Singles Going Steady is Comics Bulletin’s weekly review roundup.
Resident Alien: The Man with No Name #1 (Dark Horse Comics)
(W) Peter Hogan (A) Steve Parkhouse
Slice-of-life murder mystery, Resident Alien, is back with a new investigation and the main story conflict still in full effect. An alien posing as a doctor named Harry Vanderspeigel has involved himself in several murder investigations involving the people of Patience, Washington. He loves murder mysteries, uses his mind powers to portray himself as human, and he’s stranded, so why not?
Hogan does a fantastic job balancing separate conflicts. It is the first issue, so a bulk of it is a set-up for the new mystery case. Readers get a new small town dilemma to latch onto while we see the continuation of the government hot on Asta and Harry’s trail. The pace and flow of the dialogue is easy to maintain. With knowledge of the previous issues, none of the subject changes feel abrupt or confusing.

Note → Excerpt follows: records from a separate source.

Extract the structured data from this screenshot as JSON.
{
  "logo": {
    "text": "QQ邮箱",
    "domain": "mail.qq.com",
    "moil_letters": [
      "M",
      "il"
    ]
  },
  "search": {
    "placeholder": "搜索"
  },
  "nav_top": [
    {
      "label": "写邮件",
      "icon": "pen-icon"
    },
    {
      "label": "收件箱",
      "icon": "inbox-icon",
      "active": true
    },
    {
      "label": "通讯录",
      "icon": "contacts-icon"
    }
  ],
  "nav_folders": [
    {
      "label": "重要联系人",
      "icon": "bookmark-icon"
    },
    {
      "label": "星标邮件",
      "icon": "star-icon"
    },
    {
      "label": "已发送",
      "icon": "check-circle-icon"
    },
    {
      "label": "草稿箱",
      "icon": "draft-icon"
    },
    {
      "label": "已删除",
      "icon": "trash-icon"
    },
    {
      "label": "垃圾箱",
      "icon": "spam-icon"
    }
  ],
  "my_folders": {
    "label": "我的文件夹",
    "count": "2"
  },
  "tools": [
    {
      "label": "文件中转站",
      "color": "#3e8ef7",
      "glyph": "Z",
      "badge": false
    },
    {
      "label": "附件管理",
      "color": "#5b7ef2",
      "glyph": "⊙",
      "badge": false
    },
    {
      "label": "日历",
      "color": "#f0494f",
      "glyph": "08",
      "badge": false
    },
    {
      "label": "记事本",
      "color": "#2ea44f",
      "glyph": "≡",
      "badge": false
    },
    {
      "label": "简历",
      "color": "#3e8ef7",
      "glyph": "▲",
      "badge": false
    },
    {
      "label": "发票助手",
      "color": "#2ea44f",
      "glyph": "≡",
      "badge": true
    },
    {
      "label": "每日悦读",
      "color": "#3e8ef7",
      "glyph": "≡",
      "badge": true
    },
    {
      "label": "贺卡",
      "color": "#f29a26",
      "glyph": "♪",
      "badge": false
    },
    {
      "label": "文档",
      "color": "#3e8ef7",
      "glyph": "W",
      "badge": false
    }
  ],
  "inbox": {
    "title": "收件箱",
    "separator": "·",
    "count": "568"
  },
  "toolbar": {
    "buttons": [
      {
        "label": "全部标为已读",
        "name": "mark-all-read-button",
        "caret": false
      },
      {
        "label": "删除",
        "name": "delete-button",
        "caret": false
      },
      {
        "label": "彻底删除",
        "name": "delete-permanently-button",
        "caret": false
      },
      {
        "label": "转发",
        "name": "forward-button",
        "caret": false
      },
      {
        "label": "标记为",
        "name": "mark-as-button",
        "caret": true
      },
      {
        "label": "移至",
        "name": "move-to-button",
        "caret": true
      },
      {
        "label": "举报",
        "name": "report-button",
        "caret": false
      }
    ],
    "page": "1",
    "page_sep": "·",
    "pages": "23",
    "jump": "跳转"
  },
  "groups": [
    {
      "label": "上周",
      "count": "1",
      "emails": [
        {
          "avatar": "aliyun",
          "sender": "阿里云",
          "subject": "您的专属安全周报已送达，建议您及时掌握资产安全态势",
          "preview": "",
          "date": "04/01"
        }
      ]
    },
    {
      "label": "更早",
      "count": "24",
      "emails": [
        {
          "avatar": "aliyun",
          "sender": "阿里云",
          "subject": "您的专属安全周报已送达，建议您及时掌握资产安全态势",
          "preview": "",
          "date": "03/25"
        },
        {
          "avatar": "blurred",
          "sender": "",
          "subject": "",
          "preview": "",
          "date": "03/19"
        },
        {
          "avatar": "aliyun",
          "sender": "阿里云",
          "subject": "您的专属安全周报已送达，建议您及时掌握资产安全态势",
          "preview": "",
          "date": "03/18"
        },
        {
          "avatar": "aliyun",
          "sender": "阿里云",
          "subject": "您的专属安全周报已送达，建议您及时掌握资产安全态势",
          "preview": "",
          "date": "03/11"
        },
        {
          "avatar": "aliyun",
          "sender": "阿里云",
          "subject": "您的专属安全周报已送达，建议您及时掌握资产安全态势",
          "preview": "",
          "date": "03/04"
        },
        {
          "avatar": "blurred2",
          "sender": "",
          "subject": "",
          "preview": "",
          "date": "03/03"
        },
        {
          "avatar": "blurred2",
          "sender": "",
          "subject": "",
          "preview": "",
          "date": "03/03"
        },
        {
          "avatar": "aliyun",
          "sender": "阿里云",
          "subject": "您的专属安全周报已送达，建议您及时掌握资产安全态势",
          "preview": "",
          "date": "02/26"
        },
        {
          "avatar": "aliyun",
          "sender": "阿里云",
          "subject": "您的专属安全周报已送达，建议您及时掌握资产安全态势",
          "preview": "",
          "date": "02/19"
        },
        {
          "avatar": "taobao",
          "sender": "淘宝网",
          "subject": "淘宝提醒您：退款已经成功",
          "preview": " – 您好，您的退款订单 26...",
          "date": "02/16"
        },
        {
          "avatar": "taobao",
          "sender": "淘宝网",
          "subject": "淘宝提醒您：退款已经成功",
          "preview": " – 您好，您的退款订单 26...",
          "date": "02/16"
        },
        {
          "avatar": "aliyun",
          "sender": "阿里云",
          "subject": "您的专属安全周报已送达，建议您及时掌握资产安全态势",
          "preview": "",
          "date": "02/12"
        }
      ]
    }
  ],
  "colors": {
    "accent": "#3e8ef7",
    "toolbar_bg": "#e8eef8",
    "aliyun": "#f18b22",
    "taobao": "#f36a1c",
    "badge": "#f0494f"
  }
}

I applaud Parkhouse for giving us a terrific product while taking on the roles of artist, colorer, and letterer. The inside pages have the feel of a bright, 90’s crime comic. Parkhouse benefits with use of copious lines with occasional breaks, and less detailed rounded strokes for shading that help this comic stand out. For several pages, he goes back and forth from blue to white backgrounds in the same outdoor setting for different panels. This way, a decent amount of the dialogue is presented while the pages aren’t dulled with the same color in numerous panels. His use of varying shades of browns and blues, that emit a vintage atmosphere, are repetitive, but not exhausting.
The slow build comes through at the end. It is apparent that the whole town is affected, which is a different take from the other crimes Harry had to solve. Fitting three volumes of story into the small recap provided will sustain readers for this new problem, and only a little of the original conflict. Reading the previous volumes will give a good sense of why Asta is on edge, how the authorities found her and Harry in the first place, and why she’s so interested in always helping him out. Hogan and Parkhouse’s collaboration on these comics have proven to be worth every second given to the first issues. Pick up The Man with No Name issue #1 to prepare yourself for an intelligent mystery and a cat-and-mouse game the government.
— Kristopher Grey
Wonder Woman #6 (DC Entertainment)
(W) Greg Rucka, (A) Nicola Scott, (C) Romulo Fajardo Jr., (L) Jodi Wynne
Of DC’s many double-shipped titles, Wonder Woman is probably the most consistent and enjoyable of the bunch. Splitting the title between two narratives helps, and though the odd issues feature artist Liam Sharp is solid, it is the “Year One” arc in the series’ even issues that has been the jewel of Rebirth. In defining Diana’s origin for a new generation, Rucka and the art team of Nicola Scott and Romulo Fajardo Jr. have taken hold of a character that many claim is difficult to “get” and made it seem easy. Every good thing that people have said about Rebirth can be found in the pages of Wonder Woman #6. Rucka and Scott successfully pull from the legacy and history of Wonder Woman to drive the narrative forward.
Diana’s integration into Man’s World has always been an element of her origin that is either brushed over or played for laughs. However, Rucka plays it straight, and the changes he makes better serve the characters and the plot as a whole. The world Diana finds herself in is one that readers can recognize right outside their window. It is fearful and pessimistic. The fact that she speaks a language that no one can understand certainly does not help matters. What Rucka has done is taken the state of the world today and applied it to a Wonder Woman comic. And it works beautifully.
Speaking of beautiful, that is the word which best describes Scott and Fajardo Jr.’s art. Their collaboration adds just as much to the story as Rucka’s script, from the layouts to the pacing to the expressiveness of each character. Scott’s depiction of Diana in particular drives many of this issue’s emotional beats. Finding herself locked up in a cell by members of the government, Diana experiences both worry and sadness. Frustration is visible in her inability to communicate with Steve Trevor, Etta Candy, or even a language specialist (a great Easter egg for readers). And the joy she experiences when someone finally is able to talk to her is heartwarming.
From start to finish, Wonder Woman #6 satisfies. Even in the wake of the Young Animal imprint’s debut, this is the DC book to read.
— Daniel Gehen